Data about app and page elements
========

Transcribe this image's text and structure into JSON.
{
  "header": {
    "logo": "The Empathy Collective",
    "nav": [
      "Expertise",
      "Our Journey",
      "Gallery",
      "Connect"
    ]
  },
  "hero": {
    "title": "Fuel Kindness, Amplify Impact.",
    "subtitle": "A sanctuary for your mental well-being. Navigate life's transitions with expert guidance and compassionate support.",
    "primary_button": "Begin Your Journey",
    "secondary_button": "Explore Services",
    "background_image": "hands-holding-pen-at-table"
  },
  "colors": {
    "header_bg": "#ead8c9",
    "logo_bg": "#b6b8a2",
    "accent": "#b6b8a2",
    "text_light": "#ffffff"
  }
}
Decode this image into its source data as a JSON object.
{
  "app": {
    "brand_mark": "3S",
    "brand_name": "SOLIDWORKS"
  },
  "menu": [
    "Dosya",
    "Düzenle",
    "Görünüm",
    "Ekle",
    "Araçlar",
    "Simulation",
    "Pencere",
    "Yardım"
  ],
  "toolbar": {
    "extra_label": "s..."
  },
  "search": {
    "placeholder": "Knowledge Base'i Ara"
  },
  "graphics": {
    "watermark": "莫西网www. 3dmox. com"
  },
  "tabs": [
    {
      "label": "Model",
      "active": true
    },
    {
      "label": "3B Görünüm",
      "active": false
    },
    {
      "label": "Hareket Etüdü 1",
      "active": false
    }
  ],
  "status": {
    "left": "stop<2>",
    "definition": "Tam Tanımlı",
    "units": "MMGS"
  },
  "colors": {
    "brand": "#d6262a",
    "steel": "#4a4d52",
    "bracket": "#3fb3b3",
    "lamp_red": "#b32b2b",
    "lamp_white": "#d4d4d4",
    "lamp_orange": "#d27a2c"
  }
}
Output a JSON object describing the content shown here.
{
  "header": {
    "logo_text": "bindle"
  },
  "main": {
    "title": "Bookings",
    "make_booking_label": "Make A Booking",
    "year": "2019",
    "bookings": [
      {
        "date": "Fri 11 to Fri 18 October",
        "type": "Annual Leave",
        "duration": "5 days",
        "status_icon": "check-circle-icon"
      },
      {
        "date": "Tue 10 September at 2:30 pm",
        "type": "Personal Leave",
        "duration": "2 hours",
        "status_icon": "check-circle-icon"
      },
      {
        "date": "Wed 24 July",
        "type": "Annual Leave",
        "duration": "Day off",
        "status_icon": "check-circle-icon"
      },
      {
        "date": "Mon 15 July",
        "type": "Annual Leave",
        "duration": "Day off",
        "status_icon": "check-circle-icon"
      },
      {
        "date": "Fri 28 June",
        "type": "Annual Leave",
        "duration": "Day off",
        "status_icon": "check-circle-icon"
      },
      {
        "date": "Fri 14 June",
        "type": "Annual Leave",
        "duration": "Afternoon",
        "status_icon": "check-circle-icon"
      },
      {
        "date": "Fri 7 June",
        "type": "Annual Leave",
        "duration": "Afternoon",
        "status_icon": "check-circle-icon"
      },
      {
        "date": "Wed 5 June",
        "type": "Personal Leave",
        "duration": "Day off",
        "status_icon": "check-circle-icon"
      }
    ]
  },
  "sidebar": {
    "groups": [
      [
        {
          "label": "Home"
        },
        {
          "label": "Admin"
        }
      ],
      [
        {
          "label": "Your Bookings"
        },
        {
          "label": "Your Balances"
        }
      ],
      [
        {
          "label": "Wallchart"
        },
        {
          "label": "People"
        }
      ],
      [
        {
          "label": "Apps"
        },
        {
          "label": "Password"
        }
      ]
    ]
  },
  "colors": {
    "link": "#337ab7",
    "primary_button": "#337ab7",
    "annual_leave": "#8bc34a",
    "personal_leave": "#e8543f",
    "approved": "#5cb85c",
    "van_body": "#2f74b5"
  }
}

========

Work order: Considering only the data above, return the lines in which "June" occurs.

Solution:
        "date": "Fri 28 June",
        "date": "Fri 14 June",
        "date": "Fri 7 June",
        "date": "Wed 5 June",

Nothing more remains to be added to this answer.